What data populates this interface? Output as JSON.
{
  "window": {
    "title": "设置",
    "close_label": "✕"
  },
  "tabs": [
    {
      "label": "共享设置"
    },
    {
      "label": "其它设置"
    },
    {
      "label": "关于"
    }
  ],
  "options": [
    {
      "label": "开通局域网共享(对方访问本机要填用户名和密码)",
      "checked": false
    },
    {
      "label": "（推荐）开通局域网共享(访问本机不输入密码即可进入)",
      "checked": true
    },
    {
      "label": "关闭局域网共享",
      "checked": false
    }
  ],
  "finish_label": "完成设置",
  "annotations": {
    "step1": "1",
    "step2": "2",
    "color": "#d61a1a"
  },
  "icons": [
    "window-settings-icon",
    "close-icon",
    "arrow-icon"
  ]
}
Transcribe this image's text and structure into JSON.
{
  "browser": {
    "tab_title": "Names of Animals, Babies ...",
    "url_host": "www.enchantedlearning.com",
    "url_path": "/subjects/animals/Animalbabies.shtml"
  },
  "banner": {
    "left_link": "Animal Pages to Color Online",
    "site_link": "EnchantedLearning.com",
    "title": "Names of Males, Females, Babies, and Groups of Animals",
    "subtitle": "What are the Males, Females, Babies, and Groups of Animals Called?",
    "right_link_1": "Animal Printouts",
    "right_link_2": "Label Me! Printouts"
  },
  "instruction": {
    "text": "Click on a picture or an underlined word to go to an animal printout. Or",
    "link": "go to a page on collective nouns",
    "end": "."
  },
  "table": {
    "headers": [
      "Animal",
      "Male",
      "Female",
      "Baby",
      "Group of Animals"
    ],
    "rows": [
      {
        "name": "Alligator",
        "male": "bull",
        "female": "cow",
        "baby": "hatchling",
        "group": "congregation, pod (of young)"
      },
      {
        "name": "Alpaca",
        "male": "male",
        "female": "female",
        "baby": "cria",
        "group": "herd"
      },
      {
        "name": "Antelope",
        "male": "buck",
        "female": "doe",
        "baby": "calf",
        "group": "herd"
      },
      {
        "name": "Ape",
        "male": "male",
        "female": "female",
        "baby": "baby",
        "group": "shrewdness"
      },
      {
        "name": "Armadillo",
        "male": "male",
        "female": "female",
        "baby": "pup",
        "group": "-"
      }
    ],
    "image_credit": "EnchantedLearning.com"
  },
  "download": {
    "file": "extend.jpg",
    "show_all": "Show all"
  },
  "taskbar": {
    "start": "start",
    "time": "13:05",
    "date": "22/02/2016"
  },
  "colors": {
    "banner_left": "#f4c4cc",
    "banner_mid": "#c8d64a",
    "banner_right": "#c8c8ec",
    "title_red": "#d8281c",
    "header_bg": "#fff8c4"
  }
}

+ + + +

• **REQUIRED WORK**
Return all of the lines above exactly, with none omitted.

• **ANSWER SECTION**
What data populates this interface? Output as JSON.
{
  "window": {
    "title": "设置",
    "close_label": "✕"
  },
  "tabs": [
    {
      "label": "共享设置"
    },
    {
      "label": "其它设置"
    },
    {
      "label": "关于"
    }
  ],
  "options": [
    {
      "label": "开通局域网共享(对方访问本机要填用户名和密码)",
      "checked": false
    },
    {
      "label": "（推荐）开通局域网共享(访问本机不输入密码即可进入)",
      "checked": true
    },
    {
      "label": "关闭局域网共享",
      "checked": false
    }
  ],
  "finish_label": "完成设置",
  "annotations": {
    "step1": "1",
    "step2": "2",
    "color": "#d61a1a"
  },
  "icons": [
    "window-settings-icon",
    "close-icon",
    "arrow-icon"
  ]
}
Transcribe this image's text and structure into JSON.
{
  "browser": {
    "tab_title": "Names of Animals, Babies ...",
    "url_host": "www.enchantedlearning.com",
    "url_path": "/subjects/animals/Animalbabies.shtml"
  },
  "banner": {
    "left_link": "Animal Pages to Color Online",
    "site_link": "EnchantedLearning.com",
    "title": "Names of Males, Females, Babies, and Groups of Animals",
    "subtitle": "What are the Males, Females, Babies, and Groups of Animals Called?",
    "right_link_1": "Animal Printouts",
    "right_link_2": "Label Me! Printouts"
  },
  "instruction": {
    "text": "Click on a picture or an underlined word to go to an animal printout. Or",
    "link": "go to a page on collective nouns",
    "end": "."
  },
  "table": {
    "headers": [
      "Animal",
      "Male",
      "Female",
      "Baby",
      "Group of Animals"
    ],
    "rows": [
      {
        "name": "Alligator",
        "male": "bull",
        "female": "cow",
        "baby": "hatchling",
        "group": "congregation, pod (of young)"
      },
      {
        "name": "Alpaca",
        "male": "male",
        "female": "female",
        "baby": "cria",
        "group": "herd"
      },
      {
        "name": "Antelope",
        "male": "buck",
        "female": "doe",
        "baby": "calf",
        "group": "herd"
      },
      {
        "name": "Ape",
        "male": "male",
        "female": "female",
        "baby": "baby",
        "group": "shrewdness"
      },
      {
        "name": "Armadillo",
        "male": "male",
        "female": "female",
        "baby": "pup",
        "group": "-"
      }
    ],
    "image_credit": "EnchantedLearning.com"
  },
  "download": {
    "file": "extend.jpg",
    "show_all": "Show all"
  },
  "taskbar": {
    "start": "start",
    "time": "13:05",
    "date": "22/02/2016"
  },
  "colors": {
    "banner_left": "#f4c4cc",
    "banner_mid": "#c8d64a",
    "banner_right": "#c8c8ec",
    "title_red": "#d8281c",
    "header_bg": "#fff8c4"
  }
}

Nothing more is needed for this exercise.